Chamaemelum nobile (Roman Chamomile - perennial)
Family: Asteraceae/Compositae - Ragweed Family
There are two main types of chamomile, although there are many species, the most commonly used is German Chamomile which is true chamomile and has the signature, sweet, apple-like flavor. It is a self seeding annual unlike it's cousin, Roman chamomile, which is a perennial and known also as garden chamomile, it has larger blossoms and a more bitter flavor. True chamomile (German) has mild, gentle and soothing properties while the garden chamomile (Roman) does not so it should not be used as freely.
Herbal Actions and Properties
The Children's Herb
- tummy problems
- calming and soothing
- use in all personal care preparations for baby (powder, creams, oils, etc. - see Herbal Baby Balm) gentle and soothing for sensitive skin while leaving a pleasant aroma
Beauty & Personal Care
- mild cleanser and deodorizer
- heals and repairs skin tissue both externally and internally
- softens skin (soak roughened areas in the tea, use in salves and creams)
- tightens and tones skin
- good addition to toners and facial cleansing grains to help remove blackheads and keep skin soft and clean
- puffy/dark circles under eyes (apply cool tea bags right over eyes or use a compress)
- perfume or deodorant
- Add powdered herb to Redmond Clay for a natural body powder to deodorize feet, under arms and other areas.
- softens, strengthens hair while also working as a mild hair lightener
- relieves tension, stress and anxiety
- helps the body and mind to calm down, resulting in a more restful sleep
- immune support to aid the body in fighting infection and getting rid of bacteria and viruses
- fever, flu, cold, sore throat, cough, etc.
- strengthens and supports the nervous system

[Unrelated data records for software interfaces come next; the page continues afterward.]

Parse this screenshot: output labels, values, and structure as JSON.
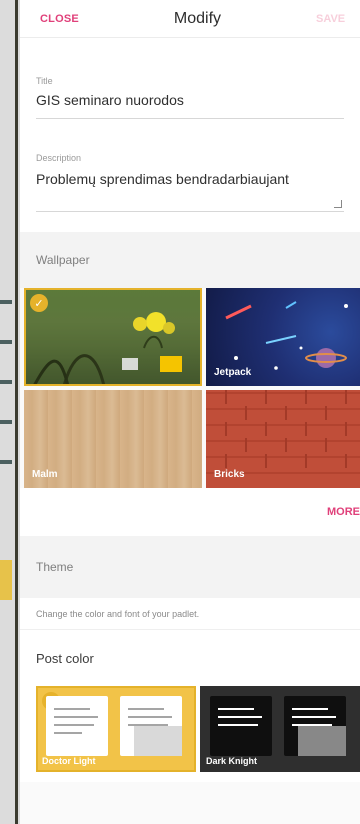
{
  "header": {
    "close_label": "CLOSE",
    "title": "Modify",
    "save_label": "SAVE"
  },
  "form": {
    "title_label": "Title",
    "title_value": "GIS seminaro nuorodos",
    "description_label": "Description",
    "description_value": "Problemų sprendimas bendradarbiaujant"
  },
  "wallpaper": {
    "heading": "Wallpaper",
    "tiles": [
      {
        "name": "",
        "selected": true
      },
      {
        "name": "Jetpack"
      },
      {
        "name": "Malm"
      },
      {
        "name": "Bricks"
      }
    ],
    "more_label": "MORE"
  },
  "theme": {
    "heading": "Theme",
    "description": "Change the color and font of your padlet.",
    "post_color_label": "Post color",
    "cards": [
      {
        "name": "Doctor Light",
        "selected": true
      },
      {
        "name": "Dark Knight"
      }
    ]
  },
  "colors": {
    "accent": "#e0407a",
    "selected": "#e4b22b"
  }
}
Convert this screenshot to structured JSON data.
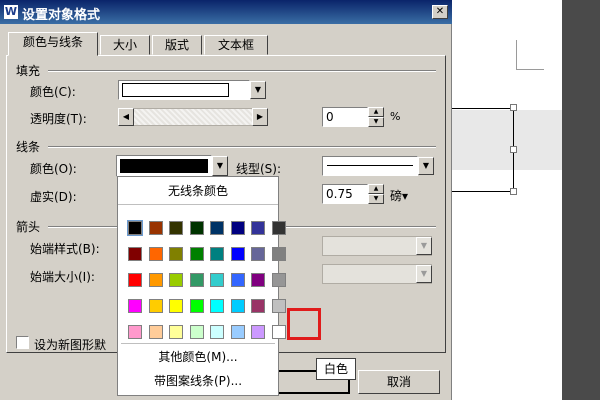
{
  "window": {
    "title": "设置对象格式",
    "app_icon": "W",
    "close_label": "✕"
  },
  "tabs": [
    {
      "label": "颜色与线条",
      "active": true
    },
    {
      "label": "大小",
      "active": false
    },
    {
      "label": "版式",
      "active": false
    },
    {
      "label": "文本框",
      "active": false
    }
  ],
  "fill": {
    "group_label": "填充",
    "color_label": "颜色(C):",
    "transparency_label": "透明度(T):",
    "transparency_value": "0",
    "transparency_unit": "%"
  },
  "line": {
    "group_label": "线条",
    "color_label": "颜色(O):",
    "style_label": "线型(S):",
    "dash_label": "虚实(D):",
    "weight_value": "0.75",
    "weight_unit": "磅▾"
  },
  "arrow": {
    "group_label": "箭头",
    "begin_style_label": "始端样式(B):",
    "begin_size_label": "始端大小(I):"
  },
  "default_checkbox": {
    "label": "设为新图形默"
  },
  "color_popup": {
    "no_line_label": "无线条颜色",
    "more_colors_label": "其他颜色(M)...",
    "pattern_line_label": "带图案线条(P)...",
    "colors": [
      [
        "#000000",
        "#993300",
        "#333300",
        "#003300",
        "#003366",
        "#000080",
        "#333399",
        "#333333"
      ],
      [
        "#800000",
        "#ff6600",
        "#808000",
        "#008000",
        "#008080",
        "#0000ff",
        "#666699",
        "#808080"
      ],
      [
        "#ff0000",
        "#ff9900",
        "#99cc00",
        "#339966",
        "#33cccc",
        "#3366ff",
        "#800080",
        "#969696"
      ],
      [
        "#ff00ff",
        "#ffcc00",
        "#ffff00",
        "#00ff00",
        "#00ffff",
        "#00ccff",
        "#993366",
        "#c0c0c0"
      ],
      [
        "#ff99cc",
        "#ffcc99",
        "#ffff99",
        "#ccffcc",
        "#ccffff",
        "#99ccff",
        "#cc99ff",
        "#ffffff"
      ]
    ],
    "tooltip": "白色"
  },
  "buttons": {
    "ok_label": "",
    "cancel_label": "取消"
  },
  "icons": {
    "dropdown": "▼",
    "spin_up": "▲",
    "spin_down": "▼",
    "scroll_left": "◀",
    "scroll_right": "▶"
  }
}
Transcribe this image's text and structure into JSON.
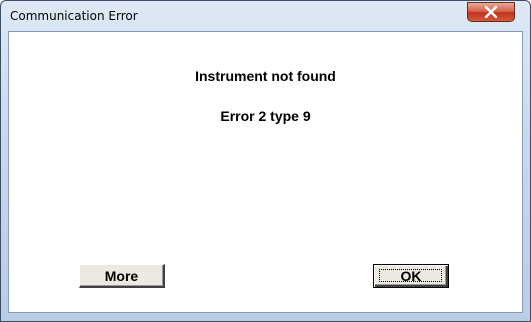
{
  "window": {
    "title": "Communication Error",
    "close_icon": "close-icon"
  },
  "message": {
    "line1": "Instrument not found",
    "line2": "Error 2 type 9"
  },
  "buttons": {
    "more_label": "More",
    "ok_label": "OK"
  },
  "colors": {
    "titlebar": "#c9d9ec",
    "close_button": "#c1341a",
    "button_face": "#ece9e2"
  }
}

- soothes gastrointestinal tract and mucous membranes
- mild pain reliever
- cramps, muscles spasms, sore muscles
- arthritis and other inflammatory conditions
- digestive support

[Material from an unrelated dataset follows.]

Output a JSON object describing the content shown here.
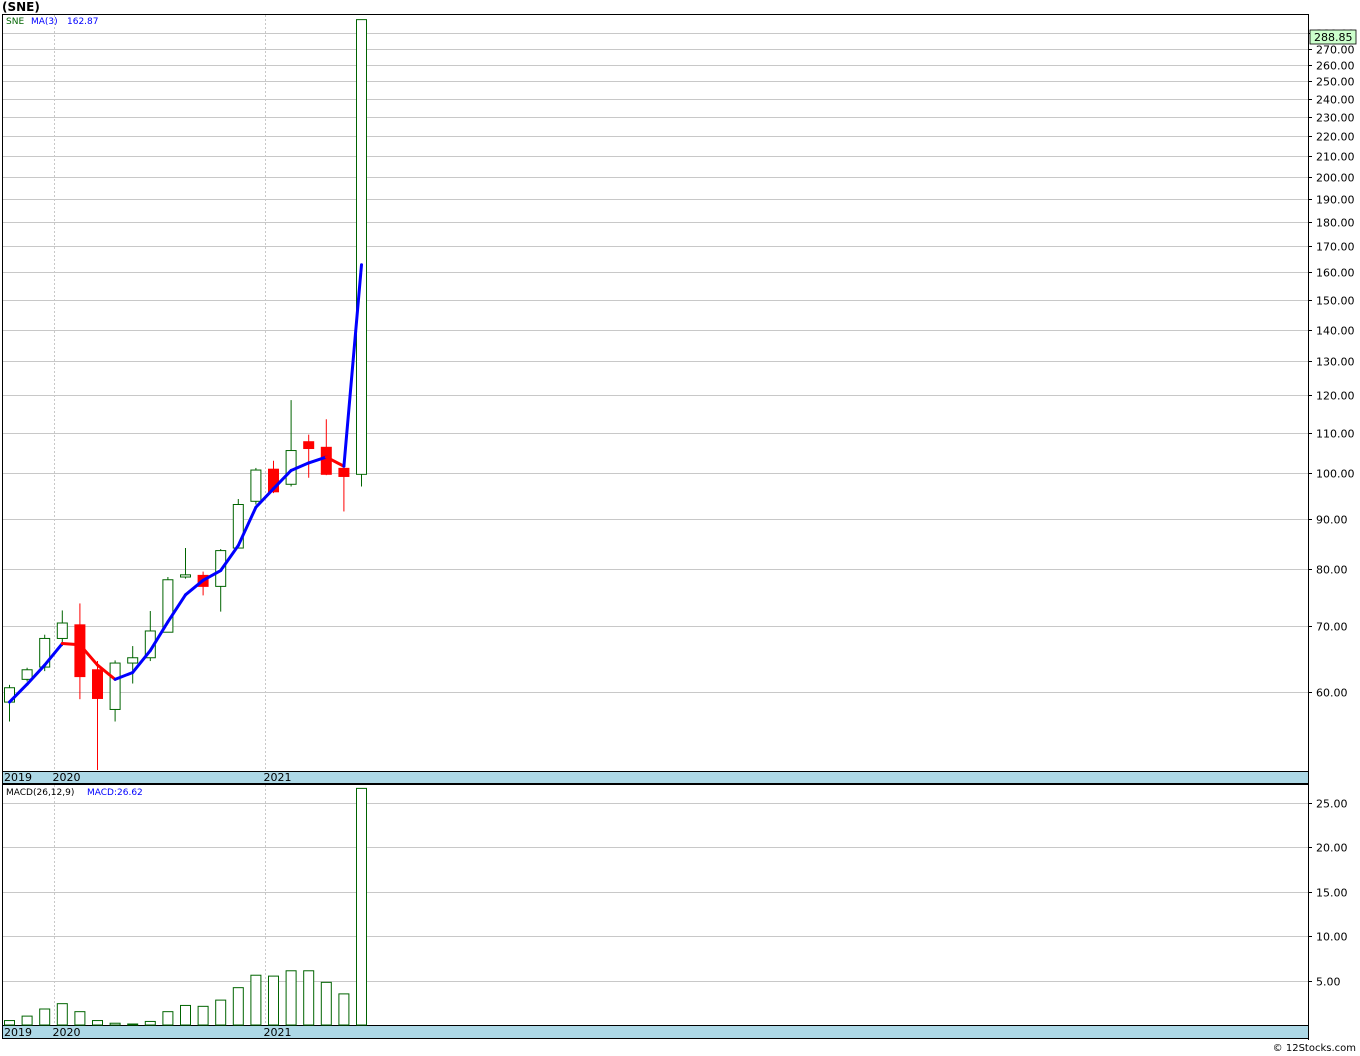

- soothes and strengthens kidney, liver, and bladder
- treats both internal and external infection
- strengthens and tones the womb, helping to ease PMS symptoms and menstrual cramps

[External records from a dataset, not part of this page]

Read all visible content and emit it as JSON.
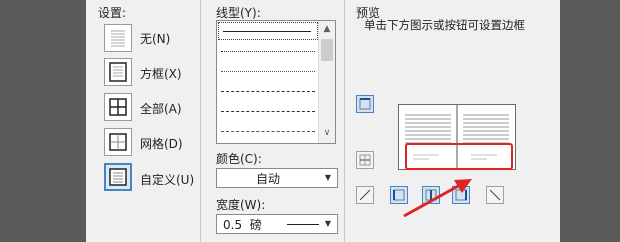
{
  "settings": {
    "title": "设置:",
    "items": [
      {
        "label": "无(N)",
        "icon": "border-none-icon"
      },
      {
        "label": "方框(X)",
        "icon": "border-box-icon"
      },
      {
        "label": "全部(A)",
        "icon": "border-all-icon"
      },
      {
        "label": "网格(D)",
        "icon": "border-grid-icon"
      },
      {
        "label": "自定义(U)",
        "icon": "border-custom-icon",
        "selected": true
      }
    ]
  },
  "line_style": {
    "title": "线型(Y):",
    "scroll_up": "▲",
    "scroll_down": "∨"
  },
  "color": {
    "title": "颜色(C):",
    "value": "自动",
    "arrow": "▼"
  },
  "width": {
    "title": "宽度(W):",
    "value": "0.5  磅",
    "arrow": "▼"
  },
  "preview": {
    "title": "预览",
    "instructions": "单击下方图示或按钮可设置边框"
  },
  "colors": {
    "dialog_bg": "#f0f0f0",
    "selection": "#cfe3f7",
    "annotation": "#e02323"
  }
}
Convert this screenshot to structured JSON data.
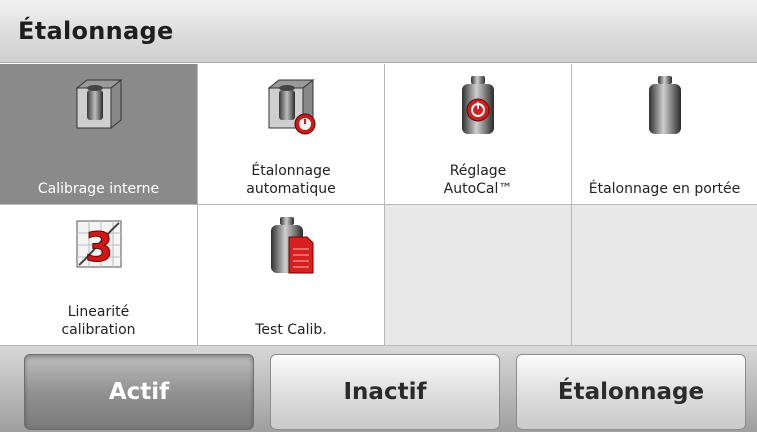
{
  "header": {
    "title": "Étalonnage"
  },
  "grid": {
    "items": [
      {
        "label": "Calibrage interne",
        "icon": "weight-cube-icon",
        "selected": true
      },
      {
        "label": "Étalonnage\nautomatique",
        "icon": "weight-cube-clock-icon"
      },
      {
        "label": "Réglage\nAutoCal™",
        "icon": "weight-red-power-icon"
      },
      {
        "label": "Étalonnage en portée",
        "icon": "weight-gray-icon"
      },
      {
        "label": "Linearité\ncalibration",
        "icon": "linearity-3-chart-icon"
      },
      {
        "label": "Test Calib.",
        "icon": "weight-red-document-icon"
      }
    ]
  },
  "footer": {
    "buttons": [
      {
        "label": "Actif",
        "active": true
      },
      {
        "label": "Inactif"
      },
      {
        "label": "Étalonnage"
      }
    ]
  },
  "colors": {
    "selected": "#8a8a8a",
    "accent_red": "#cc1a1a",
    "weight_gray": "#5a5a5a"
  }
}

- wounds, burns and infections
- itchy, irritated skin, rashes, and general skin tissue repair
- eyes - strain, irritation, infection, conjunctivitis, etc (use as an eye wash or tea bags over eyes)
Methods of Use
- Herbal infusion (tea); blend with lemon balm and rose petals for the nervous system
- Use a weak tea for babies under 2 (1/2 teaspoon per one cup of water)
- Herbal bath or foot soak
- Herbal oil, salve, balm, cream, etc.
- Herbal honey
- Herbal capsules/powder/sprinkle
- Sleep pillow/herbal sachet
- Eye compress (use tea bags or cloth soaked in tea)
- Douche and enema
In the Garden
- Sow seeds directly in the garden in early spring, keep moist until germinated. If you already have chamomile in your garden it will easily self seed and come spring you will have little sprouts all over. Thin to about 10 inches apart.
- Because the seeds are so light and tiny you can mix them with sand first and then sprinkle around your area of choice.
- Prefers dry, well drained soil
- Chamomile likes partial shade and tends to shrivel in full sun.
- Provide light to moderate amounts of water.
- Harvest when flowers are fully open and fragrant. You can snip the blossoms off with scissors but I prefer to run my fingers up the stems and pop off the tops right into a basket.
- Chamomile makes a great companion to all other plants (except potatoes) as it tends to keep them healthy and disease free.
- Leave some blossoms on the plant in the fall if you would like them to self sow.